A drag performer says protesters pushing false tropes about the queer community at a children’s book reading shows why Pride month is still needed.
“It’s important for queer children and youth to grow up knowing who they are is okay and to grow up in better, more tolerant understanding society.”
Police had to intervene as protesters interrupted the storytime session at Auckland’s Avondale Library yesterday.
That performer, Medulla Oblongata, has been doing reading events at libraries for three years and up until now they have never experienced anything like this.
“People come and witness how happy kids can be at these events, witnessing this magical wonder and often the storytelling and seeing their eyes light up, and experience the magic of drag in an age-appropriate way.”
Oblongata told the Herald it was “quite scary” but the “ignorance they were spewing” was nothing new to the gay community.
Although the library staff, Oblongata said, handled the situation really well and tried to distract the children as best as they could, Oblongata said the protesters kept coming up to the window and shouting.
“I am 100 per cent not afraid of these people, they don’t reflect the New Zealand that I know. We’ll never go back in the closet, and we’ll never be ashamed of who we are.

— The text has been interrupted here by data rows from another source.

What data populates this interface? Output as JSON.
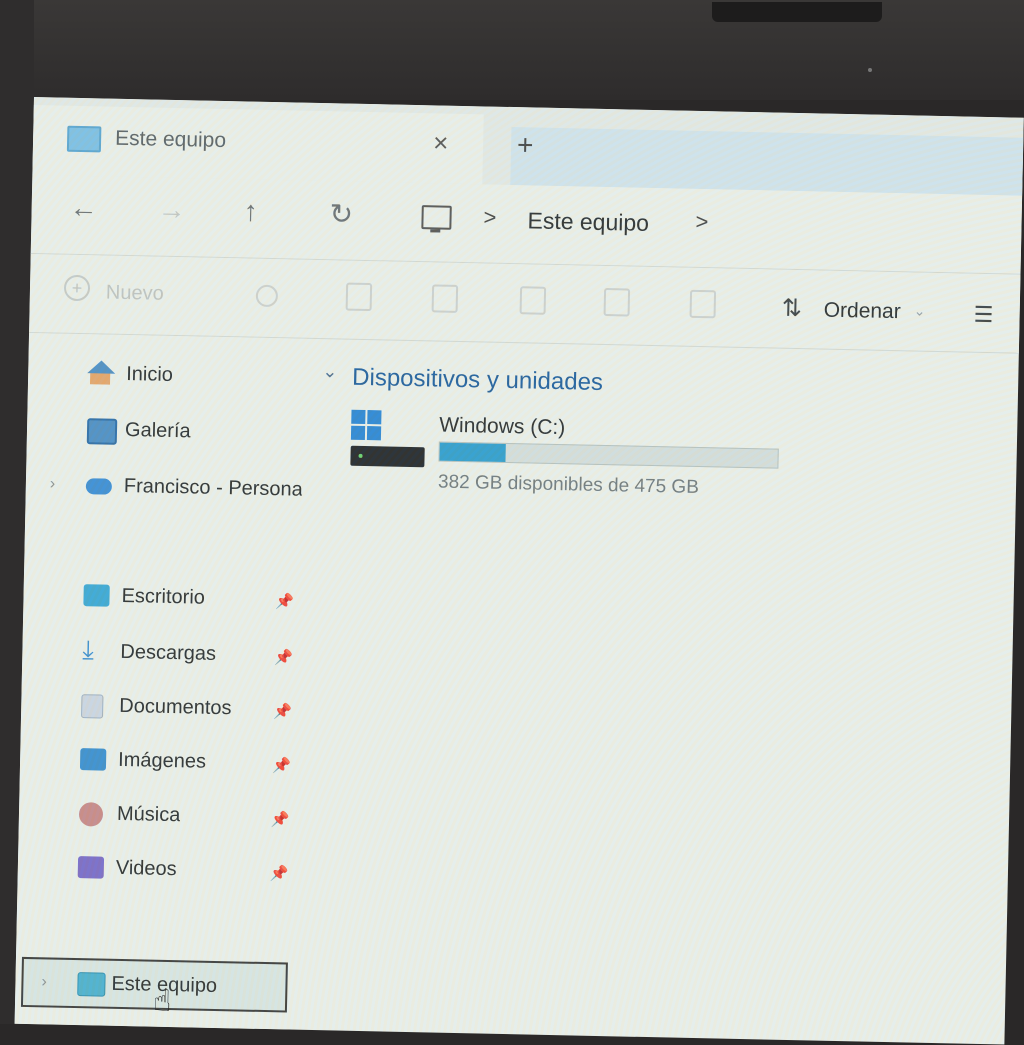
{
  "window": {
    "tab_title": "Este equipo",
    "close_glyph": "×",
    "new_tab_glyph": "+"
  },
  "address_bar": {
    "back_glyph": "←",
    "forward_glyph": "→",
    "up_glyph": "↑",
    "refresh_glyph": "↻",
    "separator": ">",
    "breadcrumb": "Este equipo"
  },
  "command_bar": {
    "new_label": "Nuevo",
    "sort_label": "Ordenar",
    "sort_glyph": "⇅",
    "view_glyph": "☰",
    "icons": [
      "cut-icon",
      "copy-icon",
      "paste-icon",
      "rename-icon",
      "share-icon",
      "delete-icon"
    ]
  },
  "sidebar": {
    "items": [
      {
        "label": "Inicio",
        "icon": "home-icon"
      },
      {
        "label": "Galería",
        "icon": "gallery-icon"
      },
      {
        "label": "Francisco - Persona",
        "icon": "onedrive-icon"
      },
      {
        "label": "Escritorio",
        "icon": "desktop-icon",
        "pinned": true
      },
      {
        "label": "Descargas",
        "icon": "downloads-icon",
        "pinned": true
      },
      {
        "label": "Documentos",
        "icon": "documents-icon",
        "pinned": true
      },
      {
        "label": "Imágenes",
        "icon": "pictures-icon",
        "pinned": true
      },
      {
        "label": "Música",
        "icon": "music-icon",
        "pinned": true
      },
      {
        "label": "Videos",
        "icon": "videos-icon",
        "pinned": true
      },
      {
        "label": "Este equipo",
        "icon": "this-pc-icon",
        "selected": true
      }
    ]
  },
  "main": {
    "section_title": "Dispositivos y unidades",
    "drive": {
      "name": "Windows (C:)",
      "free_text": "382 GB disponibles de 475 GB",
      "used_fraction": 0.196
    }
  },
  "colors": {
    "accent": "#1f5f9e",
    "usage_bar": "#2f9fcf"
  }
}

“It’s definitely echoing what is happening in the States, but it’s also our time as a society to nip this harmful extremism in the bud.”
Auckland Council head of Community delivery, North and West, Darryl Soljan said while the children were not disturbed, and the storyteller was safely escorted from the library, the incident was “distressing” for its team.

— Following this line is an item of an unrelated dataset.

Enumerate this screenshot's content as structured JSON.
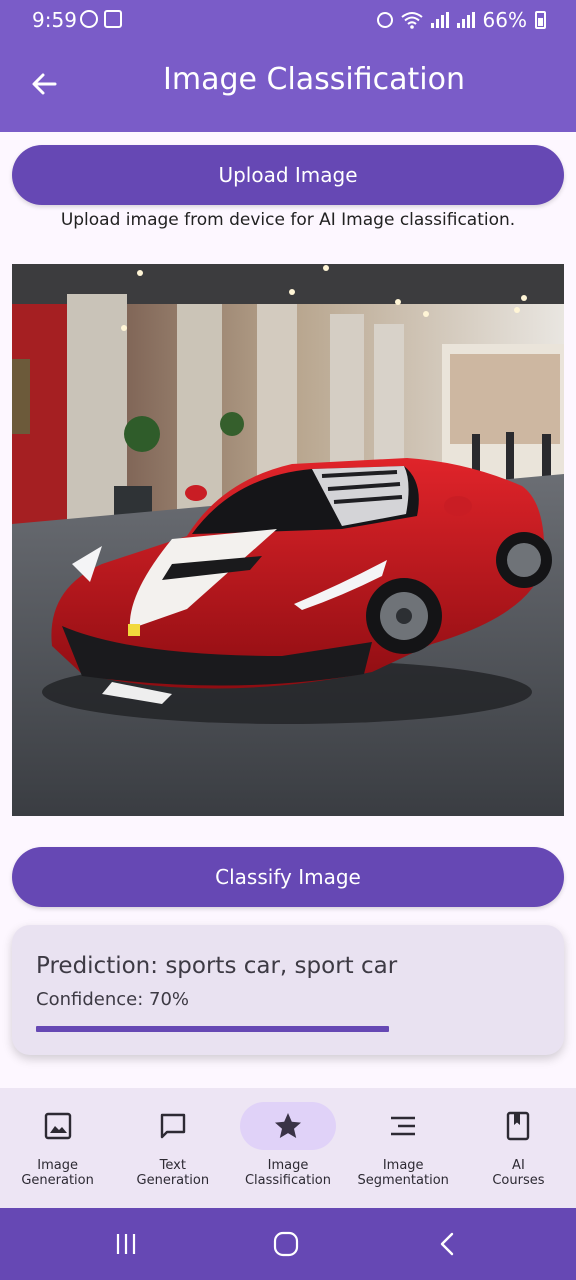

The event was part of Pride Fest Out West, and involved dancing, songs, and stories told by Oblongata.
In a video, viewed by the Herald, police are seen confronting the small group of protesters who claim they are asking “them [referring to drag performers] not to groom children”.
A police officer then said he had the authority to trespass the protesters as they had been asked to leave, and threatened to arrest one man.

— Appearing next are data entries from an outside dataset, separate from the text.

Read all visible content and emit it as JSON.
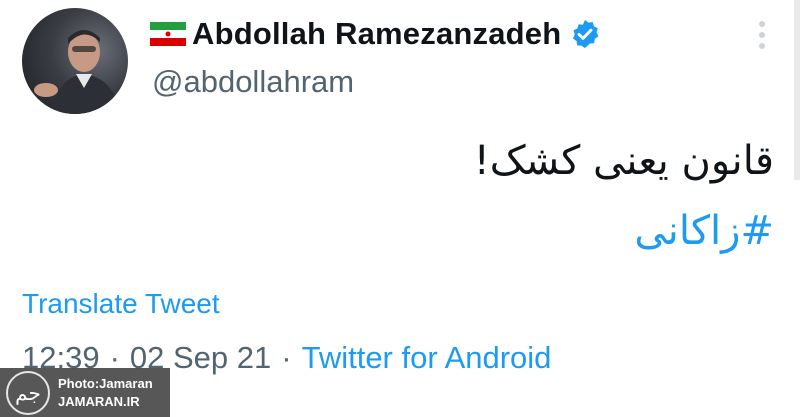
{
  "tweet": {
    "display_name": "Abdollah Ramezanzadeh",
    "handle": "@abdollahram",
    "body": "قانون یعنی کشک!",
    "hashtag": "#زاکانی",
    "translate_label": "Translate Tweet",
    "time": "12:39",
    "date": "02 Sep 21",
    "separator": "·",
    "source": "Twitter for Android",
    "icons": {
      "flag": "iran-flag-icon",
      "verified": "verified-badge-icon",
      "more": "more-options-icon"
    },
    "colors": {
      "accent": "#1d9bf0",
      "secondary_text": "#536471",
      "primary_text": "#0f1419"
    }
  },
  "watermark": {
    "logo_glyph": "جم",
    "line1": "Photo:Jamaran",
    "line2": "JAMARAN.IR"
  }
}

The damaging false claim that drag performers doing the story times are “groomers” has been increasingly used in the US by opponents of drag, as well as the LGBTQ+ community to, what NBC describes as, “falsely equate it with paedophilia or other forms of child abuse”.
Soljan told the Herald the council’s libraries are vibrant community spaces, where everyone is welcome, without judgment or prejudice.
“These fun and child-friendly events focus on the magic of storytelling, with readers and performers who are members of our community too.
“Those who do not wish to partake in Drag Storytime are welcome to use our other libraries, or perhaps visit at another time of day.”